Sylvia is a logic puzzle game, based on a field of mathematics called lambda calculus. You start with a library of functions, and combine them together in various ways. It's implementation of an idea by David Keenan.
There's a long-running tradition of naming functions after birds. Birds tend to gather in forests – hence the name "Sylvia", derived from the Latin word for "forest".
Lambda calculus is a very tiny programming language with only one data type: functions. Despite this restriction, it can still calculate anything bigger languages can, by mixing up functions in novel ways to emulate numbers, branches, loops and lists.

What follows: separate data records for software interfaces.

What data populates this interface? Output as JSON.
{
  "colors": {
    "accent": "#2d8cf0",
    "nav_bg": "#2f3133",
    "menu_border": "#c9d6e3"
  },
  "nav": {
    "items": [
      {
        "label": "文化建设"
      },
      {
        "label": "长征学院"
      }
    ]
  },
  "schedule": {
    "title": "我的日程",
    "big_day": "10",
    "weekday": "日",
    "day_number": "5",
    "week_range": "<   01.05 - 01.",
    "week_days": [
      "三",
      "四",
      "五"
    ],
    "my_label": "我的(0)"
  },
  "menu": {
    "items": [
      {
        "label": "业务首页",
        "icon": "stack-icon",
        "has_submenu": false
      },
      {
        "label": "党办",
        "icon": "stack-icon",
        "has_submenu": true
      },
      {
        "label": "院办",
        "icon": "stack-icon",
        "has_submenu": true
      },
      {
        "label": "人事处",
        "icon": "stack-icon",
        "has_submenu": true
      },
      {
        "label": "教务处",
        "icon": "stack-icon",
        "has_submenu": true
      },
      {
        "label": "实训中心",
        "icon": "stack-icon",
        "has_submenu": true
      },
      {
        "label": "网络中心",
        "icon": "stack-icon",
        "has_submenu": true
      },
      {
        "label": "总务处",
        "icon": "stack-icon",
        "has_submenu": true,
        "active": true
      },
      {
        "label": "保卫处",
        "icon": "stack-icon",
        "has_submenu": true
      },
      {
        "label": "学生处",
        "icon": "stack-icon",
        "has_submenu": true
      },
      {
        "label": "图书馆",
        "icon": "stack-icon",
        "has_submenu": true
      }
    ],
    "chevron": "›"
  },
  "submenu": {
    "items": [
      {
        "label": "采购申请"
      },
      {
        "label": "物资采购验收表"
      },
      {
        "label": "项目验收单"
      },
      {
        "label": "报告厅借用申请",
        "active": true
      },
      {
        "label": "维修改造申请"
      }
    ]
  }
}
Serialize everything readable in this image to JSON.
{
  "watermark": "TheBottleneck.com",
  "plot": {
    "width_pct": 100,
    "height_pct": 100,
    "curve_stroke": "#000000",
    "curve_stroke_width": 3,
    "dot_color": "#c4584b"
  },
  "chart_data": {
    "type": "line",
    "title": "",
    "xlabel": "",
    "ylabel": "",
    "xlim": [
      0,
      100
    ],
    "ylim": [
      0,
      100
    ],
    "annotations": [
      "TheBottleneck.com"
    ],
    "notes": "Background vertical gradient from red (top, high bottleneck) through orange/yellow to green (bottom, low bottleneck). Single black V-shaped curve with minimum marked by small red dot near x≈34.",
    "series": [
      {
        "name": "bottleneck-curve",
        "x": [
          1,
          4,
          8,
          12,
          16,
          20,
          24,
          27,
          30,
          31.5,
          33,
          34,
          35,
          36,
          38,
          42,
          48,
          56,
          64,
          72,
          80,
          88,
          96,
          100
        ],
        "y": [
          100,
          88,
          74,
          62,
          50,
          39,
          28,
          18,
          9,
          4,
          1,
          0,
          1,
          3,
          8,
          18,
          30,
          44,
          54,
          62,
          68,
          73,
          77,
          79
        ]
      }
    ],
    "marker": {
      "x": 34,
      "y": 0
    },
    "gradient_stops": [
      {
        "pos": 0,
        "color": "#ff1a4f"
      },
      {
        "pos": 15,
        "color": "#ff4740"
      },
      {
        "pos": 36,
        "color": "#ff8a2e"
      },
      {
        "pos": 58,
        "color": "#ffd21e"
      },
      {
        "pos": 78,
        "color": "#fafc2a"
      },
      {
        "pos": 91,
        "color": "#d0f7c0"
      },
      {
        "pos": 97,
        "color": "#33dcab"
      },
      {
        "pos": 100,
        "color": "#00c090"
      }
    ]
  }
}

So why is this important? Lambda calculus forms the basis of all functional programming languages, most notably Scheme and Haskell, and has influenced the design of many others. Many important concepts – recursion, higher-order functions, closures – are inspired by this system. By learning lambda calculus, you can understand these seemingly arbitrary ideas on a deeper level, unburdened by the clutter inherent in more complex, "real world" languages.